CD: You’ve got George Washington on Saturday. I know you haven’t had a chance to dive into the scout yet, but they’ll play with high energy in a tough building to play in. Your thoughts on going down there?
CL: You’re going into someone’s house. It’s like going into the refrigerator and trying to take something without asking. You gotta be ready. The coaching staff will get us ready. We’re locked in. It’s all about maturity at the end of the day…
[mid-sentence, URI trainer Daniel Anthony walks by…]
Shout out to DA. If it wasn’t for him I wouldn’t be out here right now because of my ankle. He worked with me countless hours. One time I was in there with him an entire day, working on my ankle with him, one-on-one.
But yeah, we’re focused. The coaches are dialed in, they understand what we gotta do to get the win, and we just execute. Everything is not gonna go as planned. Everyone makes mistakes, but we have the heart and maturity and it can take us a long way.
CD: As you head down the back nine of conference play, you’re in the thick of the postseason discussion, the Atlantic 10 championship discussion, what must you do to continue to push forward toward your goals?
CL: Strive and know your why. Coach Coach always says that, “Know your why…” And I’m like, “What’s my why?” That’s what gives us the edge. What do you really want out of this game. And until you figure that out, keep grinding. I use this phrase, The Chase Remains (TCR) as one of my slogans. For me, what am I chasing? Just keep grinding until you figure it out. That’s what we all need to do.
CD: Okay, let’s end here… You have a ton of fun in the postgame press conferences — on the way in, on the way out, at the mic. What gives you that spark to engage people in that way?
CL: I feel like I should be at the next level. I’m trying to get to the next level. So I look at a lot of guys at that level. Take Lebron James: He knows when to be outgoing. It’s not bad to make someone laugh [laughs]. I see videos of him interacting with his teammates, in the media making jokes. And as for me… who’s this kid? Show personality. So it’s all about – take it big, enjoy it.
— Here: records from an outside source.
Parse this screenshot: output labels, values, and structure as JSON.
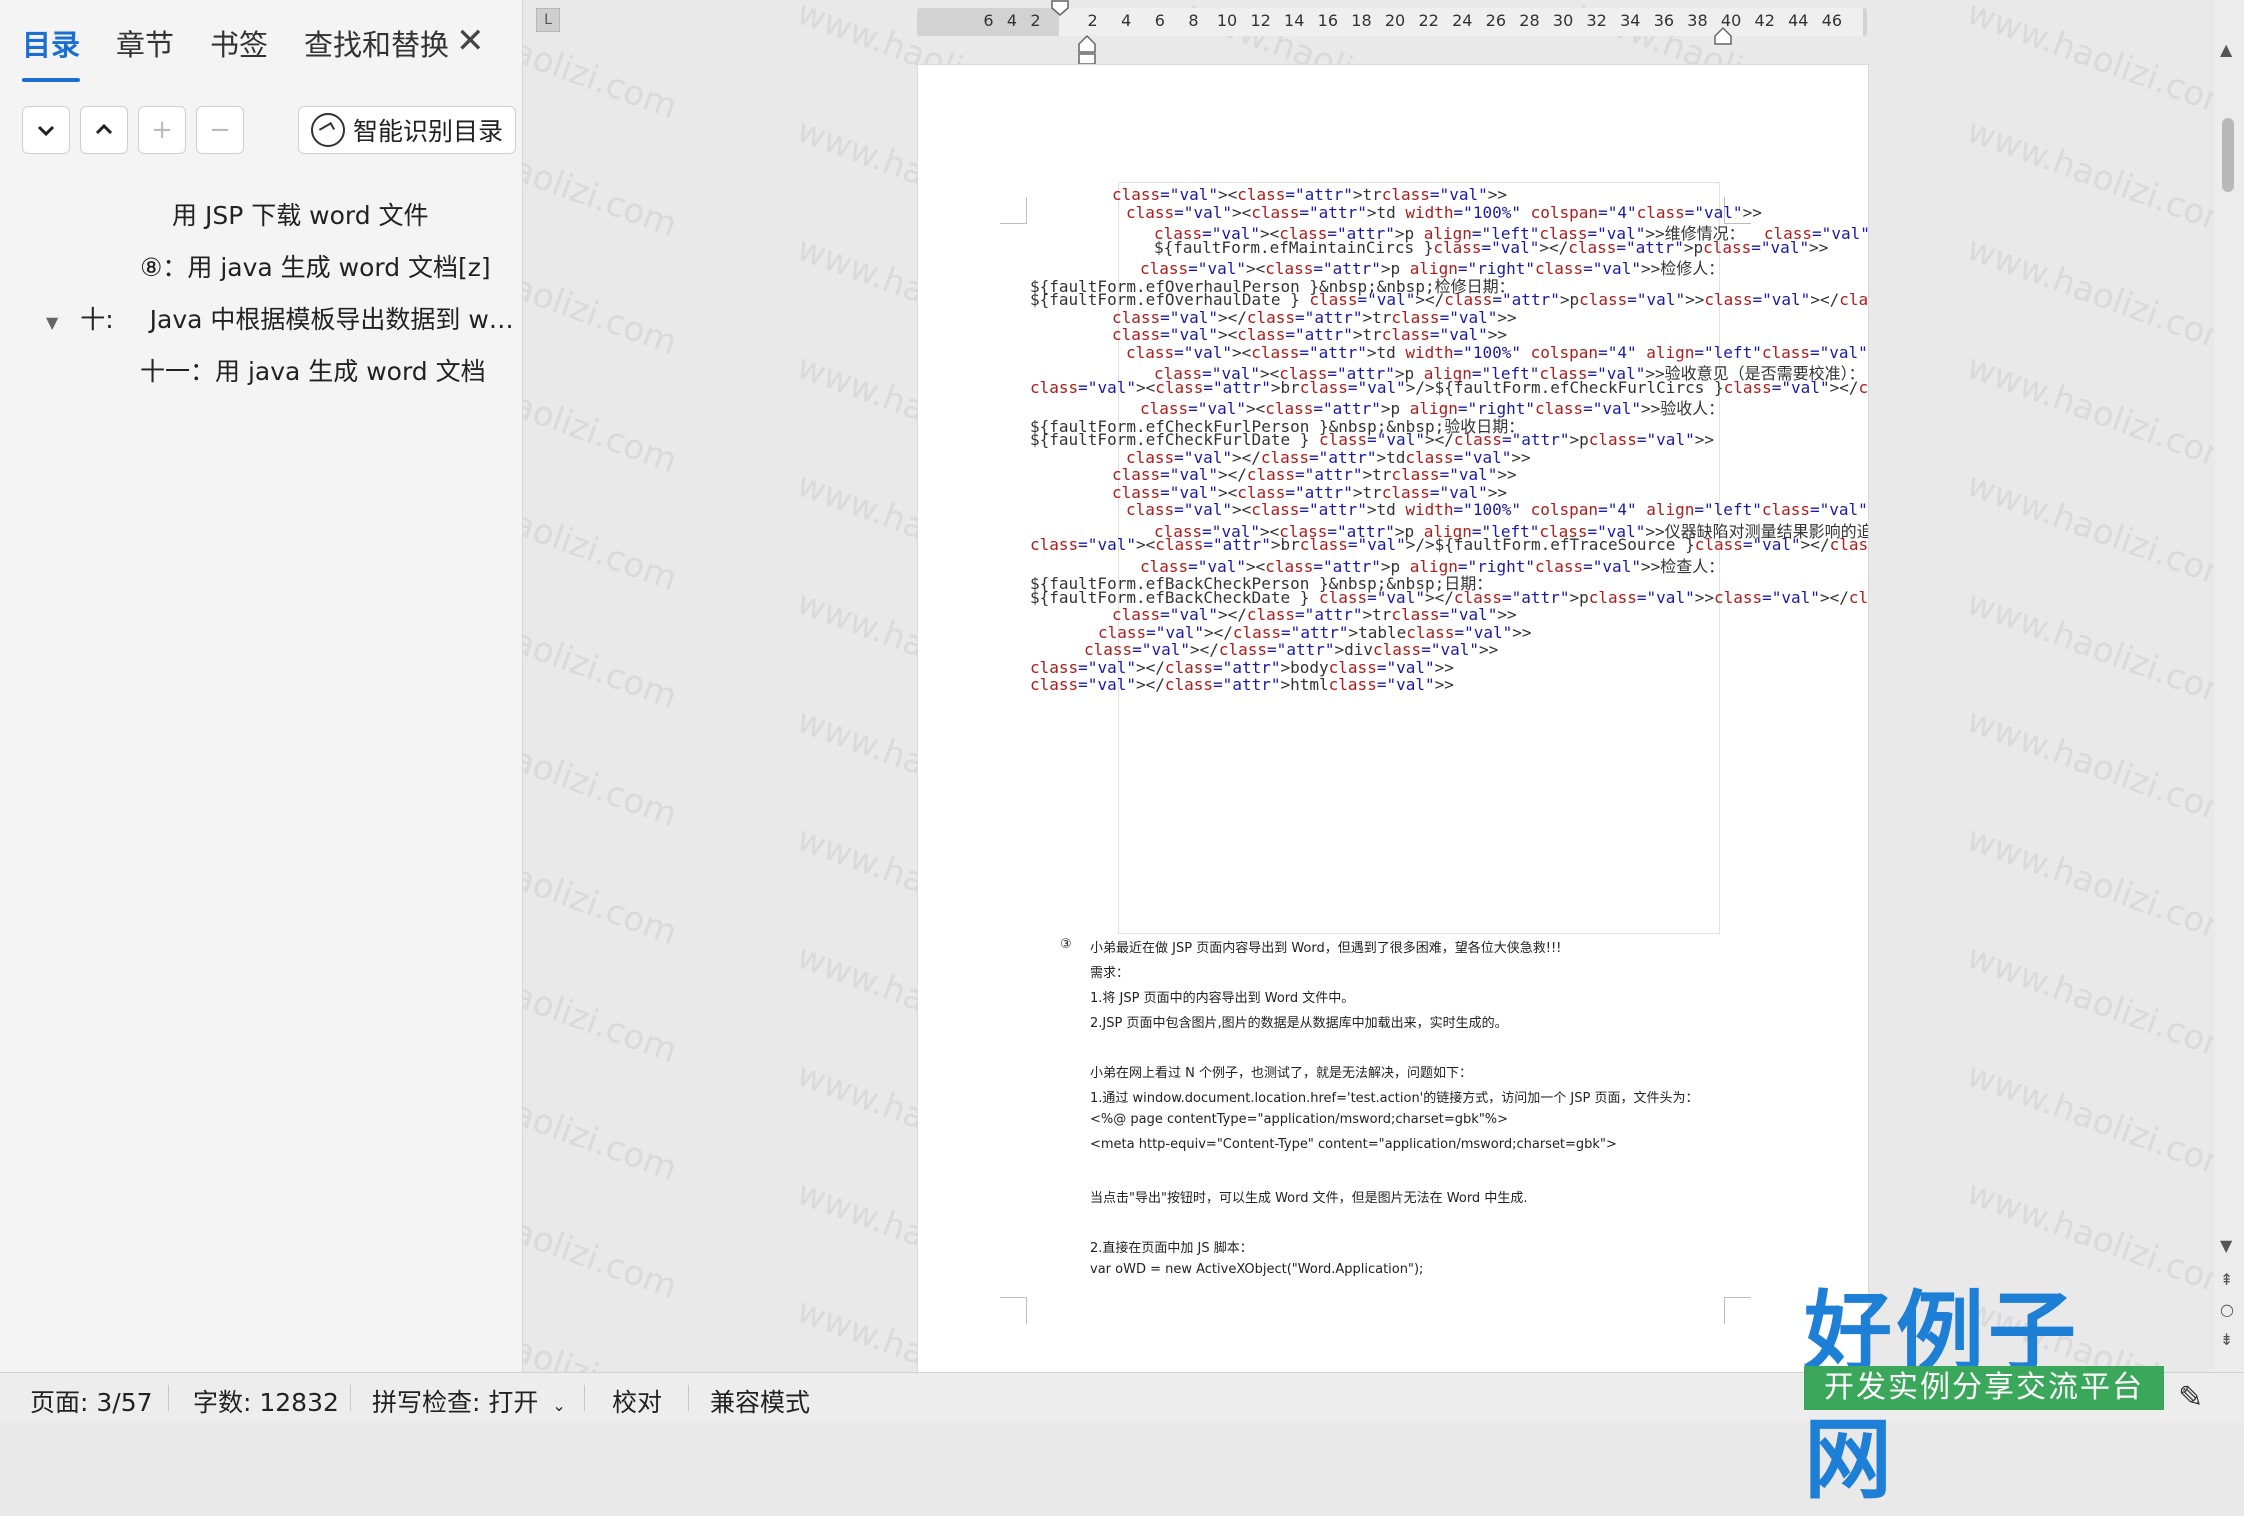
{
  "nav": {
    "tabs": [
      "目录",
      "章节",
      "书签",
      "查找和替换"
    ],
    "active_tab": "目录",
    "smart_button_label": "智能识别目录",
    "toc": [
      {
        "label": "用 JSP 下载 word 文件"
      },
      {
        "label": "⑧：用 java 生成 word 文档[z]"
      },
      {
        "prefix": "十:",
        "label": "Java 中根据模板导出数据到 w…"
      },
      {
        "label": "十一：用 java 生成 word 文档"
      }
    ]
  },
  "ruler": {
    "left_numbers": [
      "6",
      "4",
      "2"
    ],
    "right_numbers": [
      "2",
      "4",
      "6",
      "8",
      "10",
      "12",
      "14",
      "16",
      "18",
      "20",
      "22",
      "24",
      "26",
      "28",
      "30",
      "32",
      "34",
      "36",
      "38",
      "40",
      "42",
      "44",
      "46"
    ]
  },
  "code_lines": [
    "<tr>",
    "<td width=\"100%\" colspan=\"4\">",
    "<p align=\"left\">维修情况：  <br/>",
    "${faultForm.efMaintainCircs }</p>",
    "<p align=\"right\">检修人：",
    "${faultForm.efOverhaulPerson }&nbsp;&nbsp;检修日期：",
    "${faultForm.efOverhaulDate } </p></td>",
    "</tr>",
    "<tr>",
    "<td width=\"100%\" colspan=\"4\" align=\"left\">",
    "<p align=\"left\">验收意见（是否需要校准）：",
    "<br/>${faultForm.efCheckFurlCircs }</p>",
    "<p align=\"right\">验收人：",
    "${faultForm.efCheckFurlPerson }&nbsp;&nbsp;验收日期：",
    "${faultForm.efCheckFurlDate } </p>",
    "</td>",
    "</tr>",
    "<tr>",
    "<td width=\"100%\" colspan=\"4\" align=\"left\">",
    "<p align=\"left\">仪器缺陷对测量结果影响的追溯：",
    "<br/>${faultForm.efTraceSource }</p>",
    "<p align=\"right\">检查人：",
    "${faultForm.efBackCheckPerson }&nbsp;&nbsp;日期：",
    "${faultForm.efBackCheckDate } </p></td>",
    "</tr>",
    "</table>",
    "</div>",
    "</body>",
    "</html>"
  ],
  "para_marker": "③",
  "para_lines": [
    "小弟最近在做 JSP 页面内容导出到 Word，但遇到了很多困难，望各位大侠急救!!!",
    "需求：",
    "1.将 JSP 页面中的内容导出到 Word 文件中。",
    "2.JSP 页面中包含图片,图片的数据是从数据库中加载出来，实时生成的。",
    "",
    "小弟在网上看过 N 个例子，也测试了，就是无法解决，问题如下：",
    "1.通过 window.document.location.href='test.action'的链接方式，访问加一个 JSP 页面，文件头为：",
    "<%@ page contentType=\"application/msword;charset=gbk\"%>",
    "<meta http-equiv=\"Content-Type\" content=\"application/msword;charset=gbk\">",
    "",
    "当点击\"导出\"按钮时，可以生成 Word 文件，但是图片无法在 Word 中生成.",
    "",
    "2.直接在页面中加 JS 脚本：",
    "var oWD = new ActiveXObject(\"Word.Application\");"
  ],
  "status": {
    "page": "页面: 3/57",
    "words": "字数: 12832",
    "spell": "拼写检查: 打开",
    "proof": "校对",
    "compat": "兼容模式"
  },
  "watermark": "www.haolizi.com",
  "logo": {
    "title": "好例子网",
    "subtitle": "开发实例分享交流平台"
  },
  "colors": {
    "accent": "#1b6fd1",
    "logo_blue": "#1e7fd6",
    "logo_green": "#3aa75a"
  }
}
Chris DiSano, is an Atlantic 10 analyst and writer. He has served as the host of A-10 Live! at Men’s Basketball Media Day and founded the former College Chalktalk. DiSano, who was named an NBC Sports top Atlantic 10 basketball follow, can be found on Twitter at @CDiSano44